Ten-gigabit Ethernet products are most attractive to customers that are migrating their networks to gigabit Ethernet, where 10-gigabit switches can be used to aggregate traffic. These customers include companies that are installing high-end data centers, research networks and metropolitan-area networks.

The most challenging sector for vendors is the low end of the market, specifically small and midsize businesses, educational institutions and customers operating in remote offices. Companies such as Dell, Hewlett-Packard and 3Com have been slashing prices in an effort to win new business. Higher-density products, more-efficient manufacturing and lower-cost components have also contributed to sharp price declines.

High-end products, such as gigabit Ethernet and 10-gigabit Ethernet, remain the bright spot, though. According to Synergy, shipments of gigabit Ethernet ports rose 18 percent in the fourth quarter. Shipments of 10-gigabit Ethernet ports grew 305 percent, and revenue from these increased 42 percent, quarter-on-quarter.

But prices of these high-end switches also declined. Gigabit Ethernet port prices fell 15.6 percent, and 10-gigabit Ethernet per-port pricing dropped 80 percent from the previous quarter. On average, a 10-gigabit Ethernet port is priced at around $5,000.

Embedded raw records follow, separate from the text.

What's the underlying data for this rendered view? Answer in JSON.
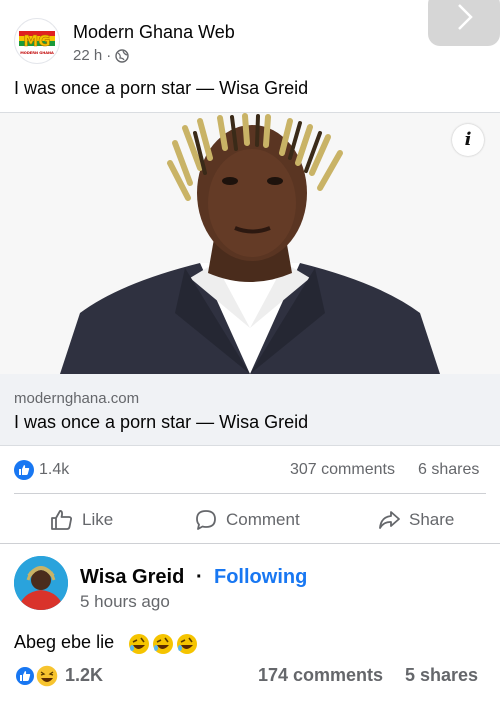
{
  "nav": {
    "next_icon": "chevron-right-icon"
  },
  "post": {
    "page_name": "Modern Ghana Web",
    "time": "22 h",
    "separator": "·",
    "audience_icon": "globe-icon",
    "logo_text": "MG",
    "logo_subtext": "MODERN GHANA",
    "caption": "I was once a porn star — Wisa Greid",
    "link": {
      "domain": "modernghana.com",
      "title": "I was once a porn star — Wisa Greid",
      "info_label": "i"
    },
    "stats": {
      "reactions": "1.4k",
      "comments": "307 comments",
      "shares": "6 shares"
    },
    "actions": {
      "like": "Like",
      "comment": "Comment",
      "share": "Share"
    }
  },
  "comment_post": {
    "name": "Wisa Greid",
    "separator": "·",
    "follow_status": "Following",
    "time": "5 hours ago",
    "text": "Abeg ebe lie",
    "emojis": [
      "rolling-laughing-emoji",
      "rolling-laughing-emoji",
      "rolling-laughing-emoji"
    ],
    "stats": {
      "reactions": "1.2K",
      "comments": "174 comments",
      "shares": "5 shares"
    }
  },
  "colors": {
    "facebook_blue": "#1877f2",
    "secondary_text": "#65676b",
    "link_area_bg": "#f0f2f5"
  }
}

Johnson attributed the 10-gigabit price declines to the introduction last year of a 4-port, 10-gigabit-per-second Ethernet line card from Cisco. (Cisco, the leading Ethernet switch provider, also offers 1 port and 2 port configurations.) While the denser line card drastically reduced the per-port cost of 10-gigabit Ethernet, it also spurred sales. Cisco went from selling a few hundred of the 10-gigabit Ethernet ports between July and September to shipping 3,700 ports in the last three months of 2003.

"I think this is the year that we see 10-gigabit deployed in backbone networks," said Johnson. "And with prices this low, some customers may even skip deploying gigabit Ethernet and go right for 10-gigabit (products)."